WHAT IS BEING ASKED:
Copy every entry as is. Leave images out.

+++ DATA +++

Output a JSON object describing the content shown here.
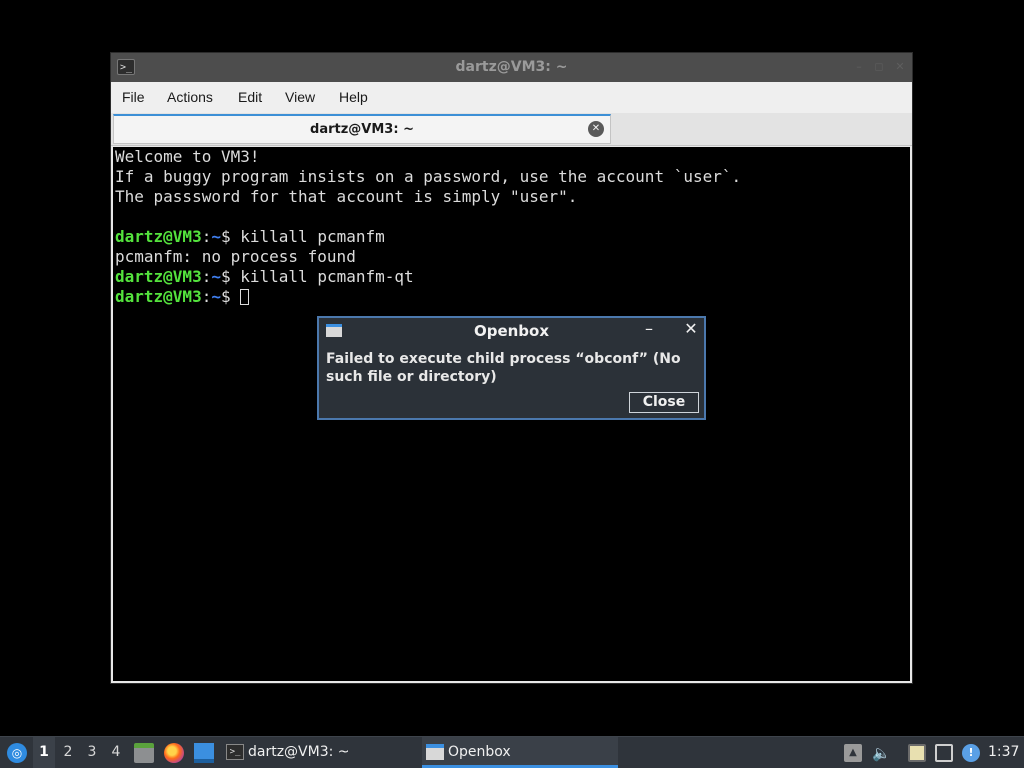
{
  "terminal_window": {
    "title": "dartz@VM3: ~",
    "title_icon": "terminal-icon",
    "buttons": {
      "minimize": "–",
      "maximize": "◻",
      "close": "✕"
    },
    "menu": [
      "File",
      "Actions",
      "Edit",
      "View",
      "Help"
    ],
    "tab": {
      "label": "dartz@VM3: ~",
      "close_glyph": "✕"
    },
    "lines": {
      "l0": "Welcome to VM3!",
      "l1": "If a buggy program insists on a password, use the account `user`.",
      "l2": "The passsword for that account is simply \"user\".",
      "l5": "pcmanfm: no process found"
    },
    "prompt": {
      "user": "dartz@VM3",
      "sep": ":",
      "path": "~",
      "symbol": "$ "
    },
    "commands": [
      "killall pcmanfm",
      "killall pcmanfm-qt",
      ""
    ],
    "colors": {
      "prompt_user": "#54e33d",
      "prompt_path": "#3f7ff0",
      "text": "#dcdcdc"
    }
  },
  "dialog": {
    "title": "Openbox",
    "minimize_glyph": "–",
    "close_glyph": "✕",
    "message": "Failed to execute child process “obconf” (No such file or directory)",
    "button_label": "Close",
    "border_color": "#4b78ad"
  },
  "taskbar": {
    "start_icon": "lxqt-logo-icon",
    "desktops": [
      "1",
      "2",
      "3",
      "4"
    ],
    "active_desktop": "1",
    "quicklaunch": [
      "file-manager-icon",
      "firefox-icon",
      "show-desktop-icon"
    ],
    "tasks": [
      {
        "label": "dartz@VM3: ~",
        "icon": "terminal-icon",
        "active": false
      },
      {
        "label": "Openbox",
        "icon": "window-icon",
        "active": true
      }
    ],
    "tray": [
      "eject-icon",
      "volume-icon",
      "clipboard-icon",
      "network-icon",
      "notification-icon"
    ],
    "clock": "1:37"
  }
}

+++

ANSWER TO THIS PROBLEM:
Output a JSON object describing the content shown here.
{
  "terminal_window": {
    "title": "dartz@VM3: ~",
    "title_icon": "terminal-icon",
    "buttons": {
      "minimize": "–",
      "maximize": "◻",
      "close": "✕"
    },
    "menu": [
      "File",
      "Actions",
      "Edit",
      "View",
      "Help"
    ],
    "tab": {
      "label": "dartz@VM3: ~",
      "close_glyph": "✕"
    },
    "lines": {
      "l0": "Welcome to VM3!",
      "l1": "If a buggy program insists on a password, use the account `user`.",
      "l2": "The passsword for that account is simply \"user\".",
      "l5": "pcmanfm: no process found"
    },
    "prompt": {
      "user": "dartz@VM3",
      "sep": ":",
      "path": "~",
      "symbol": "$ "
    },
    "commands": [
      "killall pcmanfm",
      "killall pcmanfm-qt",
      ""
    ],
    "colors": {
      "prompt_user": "#54e33d",
      "prompt_path": "#3f7ff0",
      "text": "#dcdcdc"
    }
  },
  "dialog": {
    "title": "Openbox",
    "minimize_glyph": "–",
    "close_glyph": "✕",
    "message": "Failed to execute child process “obconf” (No such file or directory)",
    "button_label": "Close",
    "border_color": "#4b78ad"
  },
  "taskbar": {
    "start_icon": "lxqt-logo-icon",
    "desktops": [
      "1",
      "2",
      "3",
      "4"
    ],
    "active_desktop": "1",
    "quicklaunch": [
      "file-manager-icon",
      "firefox-icon",
      "show-desktop-icon"
    ],
    "tasks": [
      {
        "label": "dartz@VM3: ~",
        "icon": "terminal-icon",
        "active": false
      },
      {
        "label": "Openbox",
        "icon": "window-icon",
        "active": true
      }
    ],
    "tray": [
      "eject-icon",
      "volume-icon",
      "clipboard-icon",
      "network-icon",
      "notification-icon"
    ],
    "clock": "1:37"
  }
}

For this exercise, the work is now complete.